I’ve used a lot of the concepts from these books in how we market FantasyLabs, especially when it comes to pricing (specifically the idea that people have no idea what something is worth in a vacuum – only what it should be worth in relation to something else). 

Linchpin by Seth Godin

The One Thing by Gary Keller

Anything from Nassim Nicholas Taleb

I’ve talked about Taleb and antifragility ad nauseam in my books, so no need to explain more here. Except for that sentence and this one explaining it. 

Moneyball by Michael Lewis

Quiet by Susan Cain

Rock Breaks Scissors by Williams Poundstone

The Hidden Reality by Brian Greene

Nudge by Richard Thaler

Trust Me, I’m Lying by Ryan Holiday

This is one of a few books that helped shape my views on marketing, which I think are probably a lot more unconventional than most people realize.

Freakonomics by Steven Levitt and Stephen Dubner

How to Win at the Sport of Business by Mark Cuban

A wonderful book written by my friend Mark

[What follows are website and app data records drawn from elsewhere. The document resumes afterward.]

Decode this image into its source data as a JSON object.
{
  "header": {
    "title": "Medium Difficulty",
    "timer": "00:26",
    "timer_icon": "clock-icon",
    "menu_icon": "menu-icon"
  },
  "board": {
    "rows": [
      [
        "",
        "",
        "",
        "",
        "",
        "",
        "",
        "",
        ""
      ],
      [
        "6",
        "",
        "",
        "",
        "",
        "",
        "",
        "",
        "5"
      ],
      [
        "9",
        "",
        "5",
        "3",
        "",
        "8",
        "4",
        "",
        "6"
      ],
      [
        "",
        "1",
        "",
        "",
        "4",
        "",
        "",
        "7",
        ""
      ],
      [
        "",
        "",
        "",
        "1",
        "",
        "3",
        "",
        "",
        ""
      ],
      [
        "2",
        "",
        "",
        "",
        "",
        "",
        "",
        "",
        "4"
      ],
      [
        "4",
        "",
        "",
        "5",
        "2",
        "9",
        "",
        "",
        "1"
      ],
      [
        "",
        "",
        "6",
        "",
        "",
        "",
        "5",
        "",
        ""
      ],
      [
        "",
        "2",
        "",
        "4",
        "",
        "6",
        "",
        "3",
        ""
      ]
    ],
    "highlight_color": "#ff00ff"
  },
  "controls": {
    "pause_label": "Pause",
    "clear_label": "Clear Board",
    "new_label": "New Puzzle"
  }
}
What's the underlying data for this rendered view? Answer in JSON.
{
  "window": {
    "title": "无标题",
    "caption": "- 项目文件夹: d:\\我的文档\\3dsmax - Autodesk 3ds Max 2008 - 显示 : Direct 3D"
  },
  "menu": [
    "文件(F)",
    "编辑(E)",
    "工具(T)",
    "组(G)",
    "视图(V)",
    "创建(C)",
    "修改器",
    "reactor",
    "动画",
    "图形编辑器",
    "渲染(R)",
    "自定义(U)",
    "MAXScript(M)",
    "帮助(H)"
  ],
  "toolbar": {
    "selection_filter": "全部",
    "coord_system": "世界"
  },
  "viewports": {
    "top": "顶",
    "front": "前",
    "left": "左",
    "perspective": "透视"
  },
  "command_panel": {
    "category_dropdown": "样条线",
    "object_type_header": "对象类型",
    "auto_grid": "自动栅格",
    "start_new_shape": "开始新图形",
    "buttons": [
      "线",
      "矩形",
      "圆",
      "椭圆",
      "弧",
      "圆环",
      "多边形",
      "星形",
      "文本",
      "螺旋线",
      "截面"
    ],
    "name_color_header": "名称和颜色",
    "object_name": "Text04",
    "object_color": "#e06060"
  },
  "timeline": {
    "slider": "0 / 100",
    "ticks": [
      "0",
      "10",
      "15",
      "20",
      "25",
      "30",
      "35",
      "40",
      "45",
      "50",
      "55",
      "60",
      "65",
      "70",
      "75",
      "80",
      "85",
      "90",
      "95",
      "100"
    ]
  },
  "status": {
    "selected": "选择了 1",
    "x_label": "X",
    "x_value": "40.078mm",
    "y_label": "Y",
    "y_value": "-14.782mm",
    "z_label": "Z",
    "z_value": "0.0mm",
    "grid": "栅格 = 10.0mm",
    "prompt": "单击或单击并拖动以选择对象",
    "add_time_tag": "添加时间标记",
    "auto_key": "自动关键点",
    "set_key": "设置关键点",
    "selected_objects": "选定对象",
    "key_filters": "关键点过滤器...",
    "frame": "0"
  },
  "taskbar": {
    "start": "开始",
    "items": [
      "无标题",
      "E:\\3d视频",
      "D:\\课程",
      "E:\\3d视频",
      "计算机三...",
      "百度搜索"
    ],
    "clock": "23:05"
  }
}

There are so many other books I could list here. No matter what your goals, I think the most efficient (and fun) path to achieve them is to just start reading things written by people smarter than yourself, take what you’ve learned (no matter the subject), and apply the core principles in a creative way.